If your house is more of an estate or you have very thick walls in your fallout shelter, this could be the way to go. But this solution tends to be more expensive. You’re less likely to face some of the drawbacks of a wireless connection, like stability issues and increased latency, if your devices support the latest Wi-Fi standards. Advanced users might also want more control over their network than some mesh systems provide.
Spaceship on your desk
Have a few thousand Rand to spare? Upgrade your router. This is especially for the folks that pay for a fast line and still use the router supplied by their ISP. Some items to look out for are the ports on the rear, the supported Wi-Fi standard, and other fancy-sounding technologies like beamforming, MIMO, and MU-MIMO.
For ports, you’ll want to find something that says 10/100/1000 or “Gigabit ports” at the very least. That means those ports will support up to 1,000MBit/s connections. That’s enough for most people — except the few with lines faster than 1GBit/s. They generally have people to set up the networks for them, anyway.

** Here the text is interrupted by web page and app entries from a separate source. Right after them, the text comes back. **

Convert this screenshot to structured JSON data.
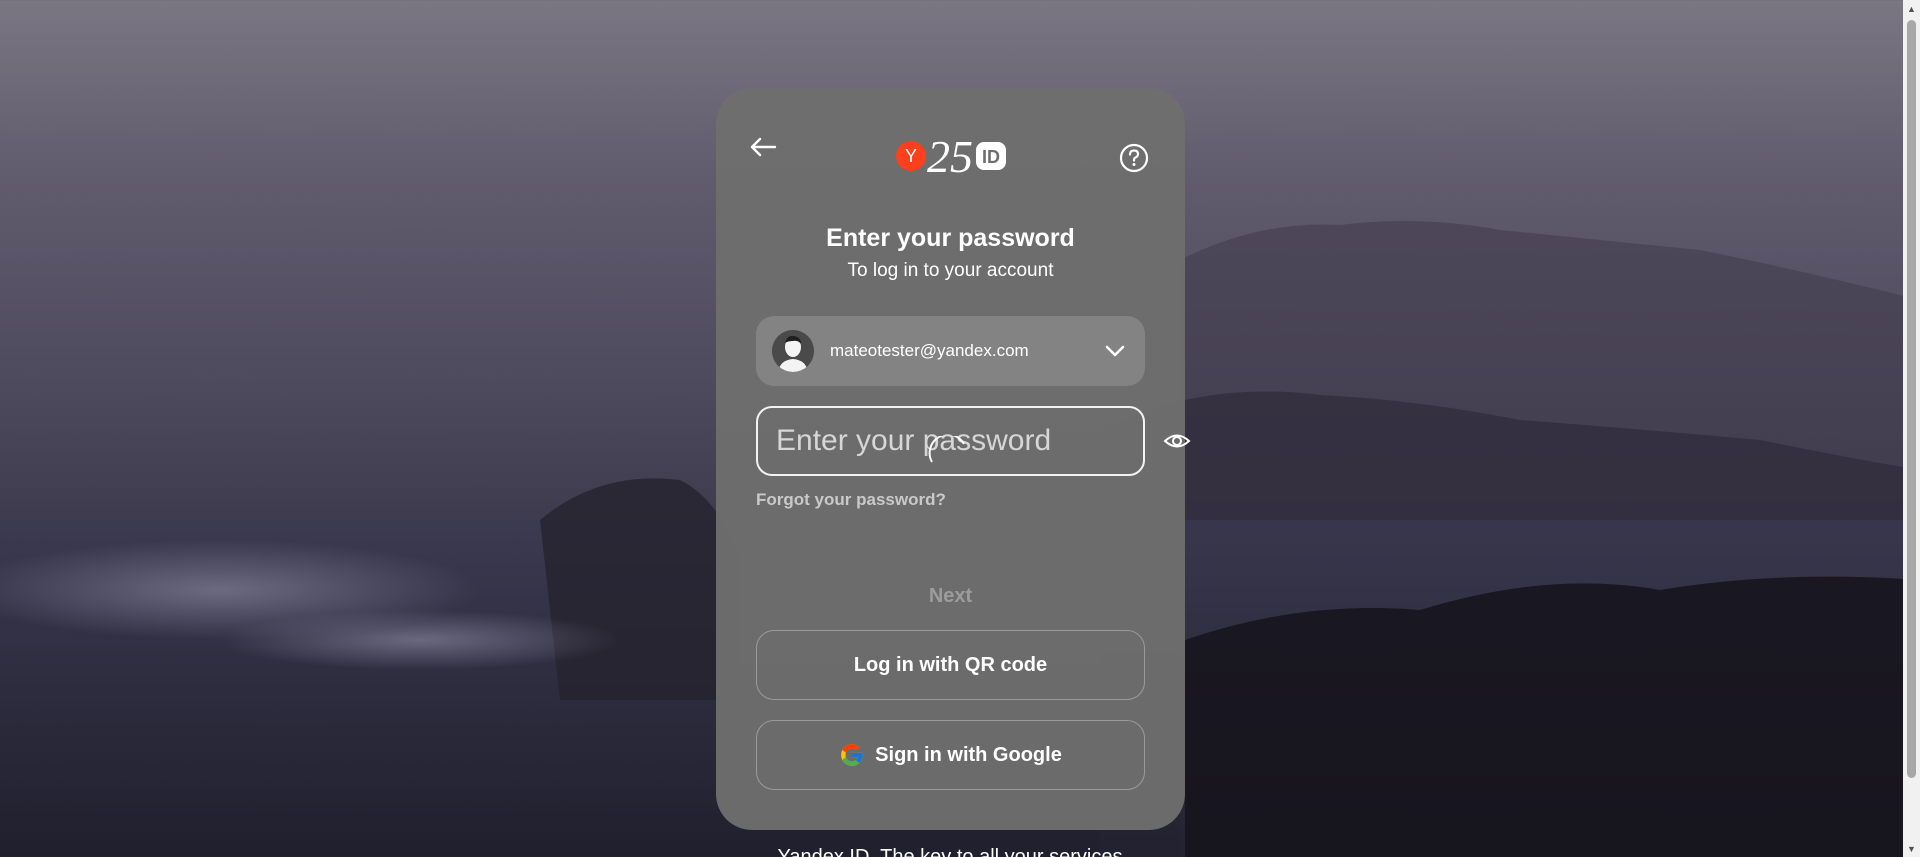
{
  "page": {
    "title": "Enter your password",
    "subtitle": "To log in to your account"
  },
  "header": {
    "logo_text": "25",
    "logo_letter": "Y",
    "logo_id": "ID"
  },
  "account": {
    "email": "mateotester@yandex.com"
  },
  "password_field": {
    "placeholder": "Enter your password",
    "value": ""
  },
  "links": {
    "forgot": "Forgot your password?"
  },
  "buttons": {
    "next": "Next",
    "qr": "Log in with QR code",
    "google": "Sign in with Google"
  },
  "footer": {
    "text": "Yandex ID. The key to all your services"
  },
  "icons": {
    "back": "arrow-left-icon",
    "help": "question-circle-icon",
    "chevron": "chevron-down-icon",
    "eye": "eye-icon",
    "google": "google-icon",
    "avatar": "user-avatar-icon",
    "loading": "spinner-icon"
  },
  "colors": {
    "brand_red": "#fc3f1d",
    "card_bg": "#6e6e6e"
  }
}
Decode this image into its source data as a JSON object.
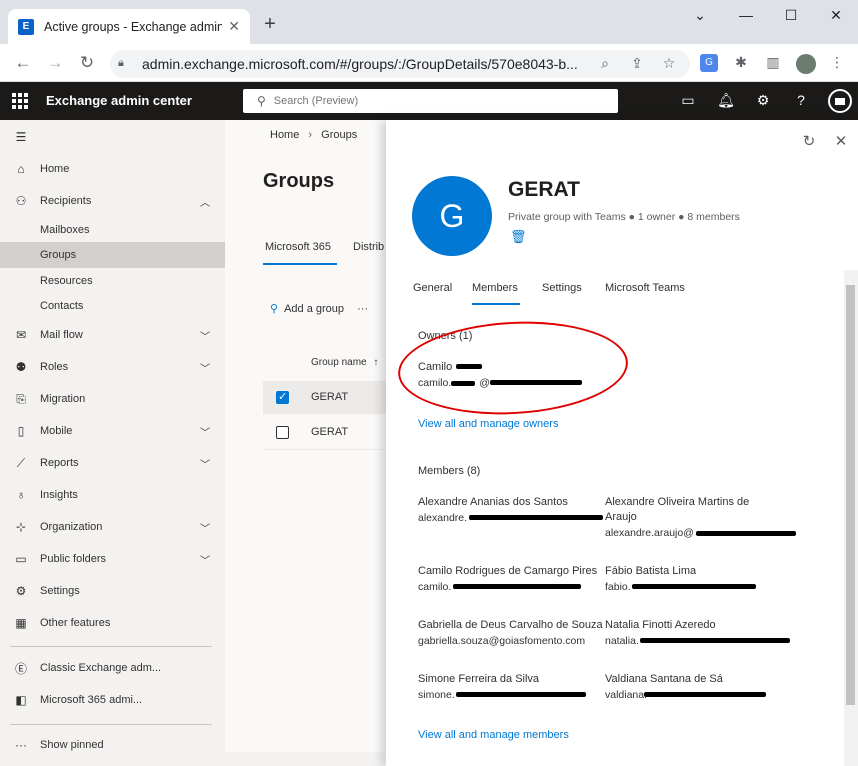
{
  "browser": {
    "tab_title": "Active groups - Exchange admin",
    "tab_favicon": "E",
    "url": "admin.exchange.microsoft.com/#/groups/:/GroupDetails/570e8043-b..."
  },
  "app": {
    "name": "Exchange admin center",
    "search_placeholder": "Search (Preview)"
  },
  "nav": {
    "home": "Home",
    "recipients": "Recipients",
    "mailboxes": "Mailboxes",
    "groups": "Groups",
    "resources": "Resources",
    "contacts": "Contacts",
    "mailflow": "Mail flow",
    "roles": "Roles",
    "migration": "Migration",
    "mobile": "Mobile",
    "reports": "Reports",
    "insights": "Insights",
    "organization": "Organization",
    "publicfolders": "Public folders",
    "settings": "Settings",
    "otherfeatures": "Other features",
    "classic": "Classic Exchange adm...",
    "m365admin": "Microsoft 365 admi...",
    "showpinned": "Show pinned"
  },
  "page": {
    "breadcrumb_home": "Home",
    "breadcrumb_groups": "Groups",
    "title": "Groups",
    "tab_m365": "Microsoft 365",
    "tab_distrib": "Distrib",
    "add_group": "Add a group",
    "more": "···",
    "col_group_name": "Group name",
    "rows": [
      "GERAT",
      "GERAT"
    ]
  },
  "panel": {
    "initial": "G",
    "group_name": "GERAT",
    "meta": "Private group with Teams  ● 1 owner  ● 8 members",
    "tabs": {
      "general": "General",
      "members": "Members",
      "settings": "Settings",
      "teams": "Microsoft Teams"
    },
    "owners_heading": "Owners (1)",
    "owner_name": "Camilo",
    "owner_email": "camilo.",
    "owner_email_at": "@",
    "view_owners": "View all and manage owners",
    "members_heading": "Members (8)",
    "members": [
      {
        "name": "Alexandre Ananias dos Santos",
        "email": "alexandre."
      },
      {
        "name": "Alexandre Oliveira Martins de",
        "name2": "Araujo",
        "email": "alexandre.araujo@"
      },
      {
        "name": "Camilo Rodrigues de Camargo Pires",
        "email": "camilo."
      },
      {
        "name": "Fábio Batista Lima",
        "email": "fabio."
      },
      {
        "name": "Gabriella de Deus Carvalho de Souza",
        "email": "gabriella.souza@goiasfomento.com"
      },
      {
        "name": "Natalia Finotti Azeredo",
        "email": "natalia."
      },
      {
        "name": "Simone Ferreira da Silva",
        "email": "simone."
      },
      {
        "name": "Valdiana Santana de Sá",
        "email": "valdiana."
      }
    ],
    "view_members": "View all and manage members"
  },
  "colors": {
    "accent": "#0078d4",
    "header_bg": "#1b1a19",
    "annotation": "#e00000"
  }
}
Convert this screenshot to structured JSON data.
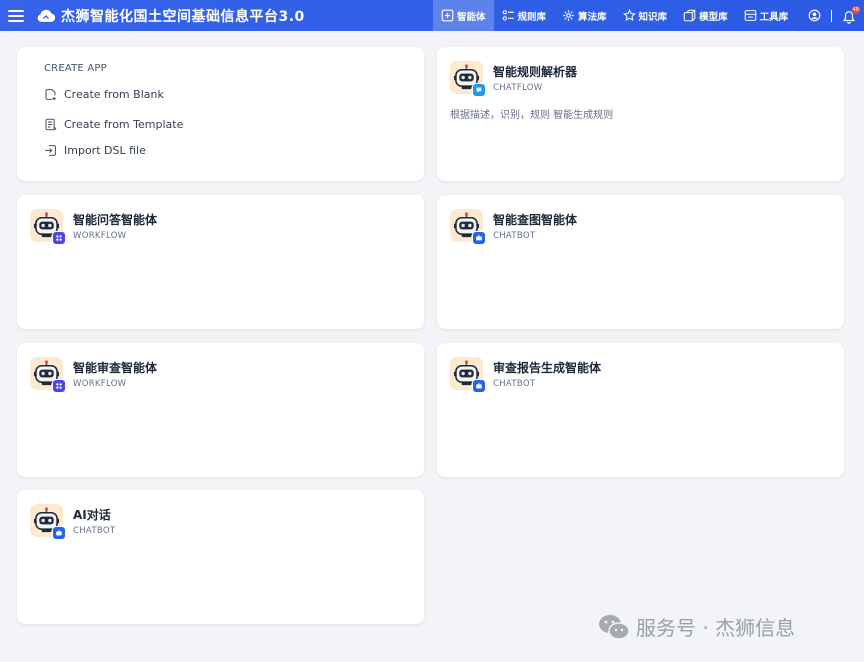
{
  "header": {
    "title": "杰狮智能化国土空间基础信息平台3.0",
    "nav": [
      {
        "label": "智能体",
        "icon": "agent-icon",
        "active": true
      },
      {
        "label": "规则库",
        "icon": "rules-icon",
        "active": false
      },
      {
        "label": "算法库",
        "icon": "algorithm-icon",
        "active": false
      },
      {
        "label": "知识库",
        "icon": "knowledge-icon",
        "active": false
      },
      {
        "label": "模型库",
        "icon": "model-icon",
        "active": false
      },
      {
        "label": "工具库",
        "icon": "tools-icon",
        "active": false
      }
    ],
    "notification_count": "48"
  },
  "create": {
    "title": "CREATE APP",
    "blank": "Create from Blank",
    "template": "Create from Template",
    "import": "Import DSL file"
  },
  "apps": [
    {
      "name": "智能规则解析器",
      "mode": "CHATFLOW",
      "desc": "根据描述，识别，规则 智能生成规则"
    },
    {
      "name": "智能问答智能体",
      "mode": "WORKFLOW",
      "desc": ""
    },
    {
      "name": "智能查图智能体",
      "mode": "CHATBOT",
      "desc": ""
    },
    {
      "name": "智能审查智能体",
      "mode": "WORKFLOW",
      "desc": ""
    },
    {
      "name": "审查报告生成智能体",
      "mode": "CHATBOT",
      "desc": ""
    },
    {
      "name": "AI对话",
      "mode": "CHATBOT",
      "desc": ""
    }
  ],
  "watermark": "服务号 · 杰狮信息",
  "colors": {
    "header": "#3563e9",
    "chatflow": "#1d9bf0",
    "workflow": "#4f46e5",
    "chatbot": "#2563eb",
    "avatar_bg": "#fde9cf"
  }
}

The current mainstream Wi-Fi standard is Wi-Fi 6, or 802.11ax if you’re feeling fancy. Wi-Fi 6E also exists which improves on Wi-Fi 6 slightly and Wi-Fi 7 (802.11be) is on its way. But don’t expect to see that before next year (2024). Wi-Fi 6 allows for greatly increased speed over Wi-Fi 5 while also being much more efficient at dealing with multiple users and multiple devices. Don’t worry about all that for now, though. Wi-Fi 6 will be here for a while yet.
The other features and technologies you get when upgrading your router will vary in their utility depending on your use case. Beamforming directs the signal in the direction where it’s needed, MIMO and MU-MIMO (multiple in multiple out, and multi-user MIMO) use the multiple antennae on your router to boost capacity and improve the signal-to-noise ratio.
The sign you’ve been waiting for
Unfortunately, if you and your family are all vying for their share of the limited internet bandwidth, there’s only so much extending you can do. The most effective way to improve your home internet is to phone up your ISP and upgrade your line to a faster speed.
Most people can safely go up to 100MBit/s with their existing gear without changing much. Opting for anything faster could mean you’ll need to upgrade your router as well to notice any benefits. If you’ve been waiting for a sign to upgrade, this is it. Life is too short to struggle with slow internet.